• **TASK**
Repeat the entries below exactly. Drop the pictures.

• • • • • • •

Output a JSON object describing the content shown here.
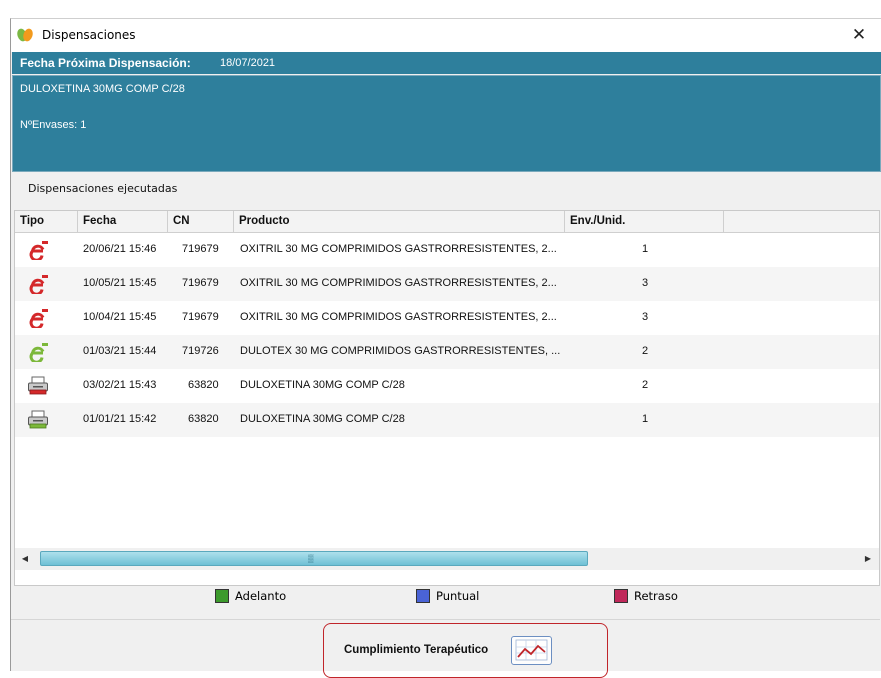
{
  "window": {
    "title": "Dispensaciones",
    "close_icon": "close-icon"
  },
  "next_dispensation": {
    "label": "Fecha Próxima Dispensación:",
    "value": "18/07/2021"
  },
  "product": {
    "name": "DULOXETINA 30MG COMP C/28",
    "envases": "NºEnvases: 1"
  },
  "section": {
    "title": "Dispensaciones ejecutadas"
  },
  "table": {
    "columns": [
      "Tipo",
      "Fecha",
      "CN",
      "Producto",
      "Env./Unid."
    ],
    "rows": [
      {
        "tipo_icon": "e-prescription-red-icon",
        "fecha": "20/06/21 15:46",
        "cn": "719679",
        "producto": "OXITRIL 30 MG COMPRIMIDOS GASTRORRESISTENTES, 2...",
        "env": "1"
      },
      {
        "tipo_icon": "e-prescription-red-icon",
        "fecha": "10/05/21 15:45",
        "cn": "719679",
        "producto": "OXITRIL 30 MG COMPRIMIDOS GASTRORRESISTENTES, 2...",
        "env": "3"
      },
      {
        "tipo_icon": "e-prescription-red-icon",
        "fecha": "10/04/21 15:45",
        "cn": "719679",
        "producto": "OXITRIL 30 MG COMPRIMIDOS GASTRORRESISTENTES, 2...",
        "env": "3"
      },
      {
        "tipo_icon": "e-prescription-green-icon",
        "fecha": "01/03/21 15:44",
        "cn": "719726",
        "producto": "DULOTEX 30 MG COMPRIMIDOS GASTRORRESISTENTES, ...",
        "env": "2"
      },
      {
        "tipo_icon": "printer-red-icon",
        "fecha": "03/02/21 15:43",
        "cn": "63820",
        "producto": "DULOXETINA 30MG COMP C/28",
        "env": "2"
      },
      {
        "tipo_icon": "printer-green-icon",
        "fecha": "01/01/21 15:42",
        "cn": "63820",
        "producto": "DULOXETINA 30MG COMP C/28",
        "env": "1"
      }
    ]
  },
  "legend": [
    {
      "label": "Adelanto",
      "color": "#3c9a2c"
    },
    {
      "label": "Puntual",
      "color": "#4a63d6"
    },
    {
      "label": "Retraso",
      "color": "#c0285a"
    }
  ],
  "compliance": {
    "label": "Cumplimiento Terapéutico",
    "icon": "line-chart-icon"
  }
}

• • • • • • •

• **SOLUTION**
Output a JSON object describing the content shown here.
{
  "window": {
    "title": "Dispensaciones",
    "close_icon": "close-icon"
  },
  "next_dispensation": {
    "label": "Fecha Próxima Dispensación:",
    "value": "18/07/2021"
  },
  "product": {
    "name": "DULOXETINA 30MG COMP C/28",
    "envases": "NºEnvases: 1"
  },
  "section": {
    "title": "Dispensaciones ejecutadas"
  },
  "table": {
    "columns": [
      "Tipo",
      "Fecha",
      "CN",
      "Producto",
      "Env./Unid."
    ],
    "rows": [
      {
        "tipo_icon": "e-prescription-red-icon",
        "fecha": "20/06/21 15:46",
        "cn": "719679",
        "producto": "OXITRIL 30 MG COMPRIMIDOS GASTRORRESISTENTES, 2...",
        "env": "1"
      },
      {
        "tipo_icon": "e-prescription-red-icon",
        "fecha": "10/05/21 15:45",
        "cn": "719679",
        "producto": "OXITRIL 30 MG COMPRIMIDOS GASTRORRESISTENTES, 2...",
        "env": "3"
      },
      {
        "tipo_icon": "e-prescription-red-icon",
        "fecha": "10/04/21 15:45",
        "cn": "719679",
        "producto": "OXITRIL 30 MG COMPRIMIDOS GASTRORRESISTENTES, 2...",
        "env": "3"
      },
      {
        "tipo_icon": "e-prescription-green-icon",
        "fecha": "01/03/21 15:44",
        "cn": "719726",
        "producto": "DULOTEX 30 MG COMPRIMIDOS GASTRORRESISTENTES, ...",
        "env": "2"
      },
      {
        "tipo_icon": "printer-red-icon",
        "fecha": "03/02/21 15:43",
        "cn": "63820",
        "producto": "DULOXETINA 30MG COMP C/28",
        "env": "2"
      },
      {
        "tipo_icon": "printer-green-icon",
        "fecha": "01/01/21 15:42",
        "cn": "63820",
        "producto": "DULOXETINA 30MG COMP C/28",
        "env": "1"
      }
    ]
  },
  "legend": [
    {
      "label": "Adelanto",
      "color": "#3c9a2c"
    },
    {
      "label": "Puntual",
      "color": "#4a63d6"
    },
    {
      "label": "Retraso",
      "color": "#c0285a"
    }
  ],
  "compliance": {
    "label": "Cumplimiento Terapéutico",
    "icon": "line-chart-icon"
  }
}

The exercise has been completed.